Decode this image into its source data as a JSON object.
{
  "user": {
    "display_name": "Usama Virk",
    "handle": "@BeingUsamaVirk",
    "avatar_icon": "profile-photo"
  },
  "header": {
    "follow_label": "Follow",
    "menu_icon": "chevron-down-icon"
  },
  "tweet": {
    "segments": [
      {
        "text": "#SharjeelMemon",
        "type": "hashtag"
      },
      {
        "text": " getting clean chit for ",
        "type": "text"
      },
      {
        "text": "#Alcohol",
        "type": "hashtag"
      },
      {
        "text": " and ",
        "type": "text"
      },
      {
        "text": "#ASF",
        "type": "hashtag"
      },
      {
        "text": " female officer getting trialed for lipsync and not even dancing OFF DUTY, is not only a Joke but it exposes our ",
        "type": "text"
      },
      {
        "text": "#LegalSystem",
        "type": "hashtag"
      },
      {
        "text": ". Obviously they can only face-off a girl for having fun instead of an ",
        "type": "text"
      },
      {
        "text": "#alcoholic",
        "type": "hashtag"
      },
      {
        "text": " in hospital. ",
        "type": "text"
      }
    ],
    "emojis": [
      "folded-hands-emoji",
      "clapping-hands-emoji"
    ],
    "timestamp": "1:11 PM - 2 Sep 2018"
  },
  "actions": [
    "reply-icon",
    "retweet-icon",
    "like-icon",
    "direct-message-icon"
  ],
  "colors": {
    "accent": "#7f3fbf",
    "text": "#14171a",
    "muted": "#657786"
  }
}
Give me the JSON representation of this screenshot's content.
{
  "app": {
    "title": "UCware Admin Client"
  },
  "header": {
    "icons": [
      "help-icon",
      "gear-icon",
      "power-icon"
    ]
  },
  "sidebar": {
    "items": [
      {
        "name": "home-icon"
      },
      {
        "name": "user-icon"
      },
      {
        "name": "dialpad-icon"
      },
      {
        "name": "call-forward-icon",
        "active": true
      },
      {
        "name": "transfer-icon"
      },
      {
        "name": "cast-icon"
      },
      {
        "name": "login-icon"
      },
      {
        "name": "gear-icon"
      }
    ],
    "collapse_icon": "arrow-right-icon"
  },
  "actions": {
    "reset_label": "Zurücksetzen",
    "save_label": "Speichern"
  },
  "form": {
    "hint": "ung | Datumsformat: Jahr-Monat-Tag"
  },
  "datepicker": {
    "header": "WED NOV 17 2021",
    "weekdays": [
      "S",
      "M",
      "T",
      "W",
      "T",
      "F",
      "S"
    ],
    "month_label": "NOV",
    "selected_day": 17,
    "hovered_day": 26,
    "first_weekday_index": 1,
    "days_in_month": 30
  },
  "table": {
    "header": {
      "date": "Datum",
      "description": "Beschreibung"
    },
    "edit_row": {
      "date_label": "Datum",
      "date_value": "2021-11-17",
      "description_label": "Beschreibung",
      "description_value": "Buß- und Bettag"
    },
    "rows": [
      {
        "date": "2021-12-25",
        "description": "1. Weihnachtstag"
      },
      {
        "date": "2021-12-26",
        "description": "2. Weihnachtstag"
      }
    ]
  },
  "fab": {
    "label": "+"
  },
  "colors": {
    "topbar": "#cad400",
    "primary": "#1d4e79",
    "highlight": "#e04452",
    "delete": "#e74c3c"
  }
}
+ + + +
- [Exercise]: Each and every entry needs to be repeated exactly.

- [Task answer]:
Decode this image into its source data as a JSON object.
{
  "user": {
    "display_name": "Usama Virk",
    "handle": "@BeingUsamaVirk",
    "avatar_icon": "profile-photo"
  },
  "header": {
    "follow_label": "Follow",
    "menu_icon": "chevron-down-icon"
  },
  "tweet": {
    "segments": [
      {
        "text": "#SharjeelMemon",
        "type": "hashtag"
      },
      {
        "text": " getting clean chit for ",
        "type": "text"
      },
      {
        "text": "#Alcohol",
        "type": "hashtag"
      },
      {
        "text": " and ",
        "type": "text"
      },
      {
        "text": "#ASF",
        "type": "hashtag"
      },
      {
        "text": " female officer getting trialed for lipsync and not even dancing OFF DUTY, is not only a Joke but it exposes our ",
        "type": "text"
      },
      {
        "text": "#LegalSystem",
        "type": "hashtag"
      },
      {
        "text": ". Obviously they can only face-off a girl for having fun instead of an ",
        "type": "text"
      },
      {
        "text": "#alcoholic",
        "type": "hashtag"
      },
      {
        "text": " in hospital. ",
        "type": "text"
      }
    ],
    "emojis": [
      "folded-hands-emoji",
      "clapping-hands-emoji"
    ],
    "timestamp": "1:11 PM - 2 Sep 2018"
  },
  "actions": [
    "reply-icon",
    "retweet-icon",
    "like-icon",
    "direct-message-icon"
  ],
  "colors": {
    "accent": "#7f3fbf",
    "text": "#14171a",
    "muted": "#657786"
  }
}
Give me the JSON representation of this screenshot's content.
{
  "app": {
    "title": "UCware Admin Client"
  },
  "header": {
    "icons": [
      "help-icon",
      "gear-icon",
      "power-icon"
    ]
  },
  "sidebar": {
    "items": [
      {
        "name": "home-icon"
      },
      {
        "name": "user-icon"
      },
      {
        "name": "dialpad-icon"
      },
      {
        "name": "call-forward-icon",
        "active": true
      },
      {
        "name": "transfer-icon"
      },
      {
        "name": "cast-icon"
      },
      {
        "name": "login-icon"
      },
      {
        "name": "gear-icon"
      }
    ],
    "collapse_icon": "arrow-right-icon"
  },
  "actions": {
    "reset_label": "Zurücksetzen",
    "save_label": "Speichern"
  },
  "form": {
    "hint": "ung | Datumsformat: Jahr-Monat-Tag"
  },
  "datepicker": {
    "header": "WED NOV 17 2021",
    "weekdays": [
      "S",
      "M",
      "T",
      "W",
      "T",
      "F",
      "S"
    ],
    "month_label": "NOV",
    "selected_day": 17,
    "hovered_day": 26,
    "first_weekday_index": 1,
    "days_in_month": 30
  },
  "table": {
    "header": {
      "date": "Datum",
      "description": "Beschreibung"
    },
    "edit_row": {
      "date_label": "Datum",
      "date_value": "2021-11-17",
      "description_label": "Beschreibung",
      "description_value": "Buß- und Bettag"
    },
    "rows": [
      {
        "date": "2021-12-25",
        "description": "1. Weihnachtstag"
      },
      {
        "date": "2021-12-26",
        "description": "2. Weihnachtstag"
      }
    ]
  },
  "fab": {
    "label": "+"
  },
  "colors": {
    "topbar": "#cad400",
    "primary": "#1d4e79",
    "highlight": "#e04452",
    "delete": "#e74c3c"
  }
}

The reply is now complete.